Although Valve has allowed Steam users to remap their controllers and share new button schemes with other users for several years, it's almost like this feature was made for the Deck. In addition to the normal buttons you'd get on a standard controller, the Deck also has two buttons on each of the grips as well as a gyro, meaning there are tons of ways you can customize your controls. Even if you don't know where to begin on customizing your button layout, you can always check out button layouts that other community members have shared.
10 Buy new keyboard and startup themes from the Steam Points Shop

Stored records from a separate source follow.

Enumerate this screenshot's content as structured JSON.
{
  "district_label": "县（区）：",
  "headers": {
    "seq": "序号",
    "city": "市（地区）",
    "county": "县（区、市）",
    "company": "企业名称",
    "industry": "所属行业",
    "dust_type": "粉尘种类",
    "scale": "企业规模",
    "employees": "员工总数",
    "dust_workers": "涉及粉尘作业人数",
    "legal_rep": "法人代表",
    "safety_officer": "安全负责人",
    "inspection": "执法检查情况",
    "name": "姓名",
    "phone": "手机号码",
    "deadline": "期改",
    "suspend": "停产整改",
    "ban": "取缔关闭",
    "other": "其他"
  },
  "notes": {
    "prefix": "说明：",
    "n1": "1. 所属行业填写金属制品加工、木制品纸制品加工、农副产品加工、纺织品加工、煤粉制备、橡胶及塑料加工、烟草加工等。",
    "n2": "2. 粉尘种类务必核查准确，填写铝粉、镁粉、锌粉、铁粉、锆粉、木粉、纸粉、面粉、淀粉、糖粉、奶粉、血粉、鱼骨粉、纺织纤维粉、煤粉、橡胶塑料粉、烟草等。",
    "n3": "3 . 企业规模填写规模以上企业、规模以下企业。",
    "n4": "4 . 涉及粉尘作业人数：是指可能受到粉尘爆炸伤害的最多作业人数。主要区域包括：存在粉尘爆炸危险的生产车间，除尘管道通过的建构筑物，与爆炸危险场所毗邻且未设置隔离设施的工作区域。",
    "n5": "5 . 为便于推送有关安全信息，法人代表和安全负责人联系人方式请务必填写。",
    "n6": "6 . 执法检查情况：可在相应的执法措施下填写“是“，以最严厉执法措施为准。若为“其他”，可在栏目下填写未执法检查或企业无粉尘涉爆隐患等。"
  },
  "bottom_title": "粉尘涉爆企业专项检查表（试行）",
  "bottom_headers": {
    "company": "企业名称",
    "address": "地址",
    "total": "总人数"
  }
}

When Valve introduced the Deck, it also added new things to its Points Shop, a store where you can redeem points you get from purchasing games. You can buy new keyboard themes, as well as customized startup movies or animations that play when you wake up your Deck from sleep or boot it up from shutdown. There are a ton to choose from, and what's great is that you can set your Deck to randomly play any of the movies you have at startup or just stick to a single movie if you prefer.
11 Get used to tinkering with in-game graphics settings
Fiddling around with graphics settings in a PC game can sound pretty boring, and it's definitely not for everybody. Personally, I find a lot of satisfaction in tinkering with a game's graphics settings on the Deck and getting the right balance between performance and visual quality. Hopefully, you enjoy it, too, because some games will require a bit of customization to get them to run the best. You can consult the wider internet or ProtonDB if you want to save yourself the trouble.
12 Use desktop mode to customize your Deck even further
Although the Deck isn't really a laptop or desktop replacement, you can access the Linux operating system that exists under the hood, and doing so will give you access to even more ways to add to your Steam Deck. For example, Minecraft isn't on the Steam store, but through desktop mode, you can install a third-party Minecraft launcher and add it to your Deck's library as if it were a normal Steam game. This isn't the only one thing you can do through desktop mode; the possibilities are basically endless.
13 You can also install Windows if you want
You can also install Windows on your Steam Deck. There are ways for you to replace SteamOS with Windows entirely, or you can dual boot Windows and SteamOS by creating a new partition and booting it externally from an SD card or on a USB Drive. This is so you can try out more games on your handheld or use the Steam Deck as a Windows PC.
Steam Deck tips and tricks: Final thoughts
What makes the Steam Deck great are all the things it lets you do, and I've hardly scratched the surface with this list. Whether you're reading about what the Deck has in store for you or discovering for yourself what the Deck is capable of, it's unlikely you'll ever feel limited by the Deck. With these essential tricks, you should be able to truly make the Deck your own.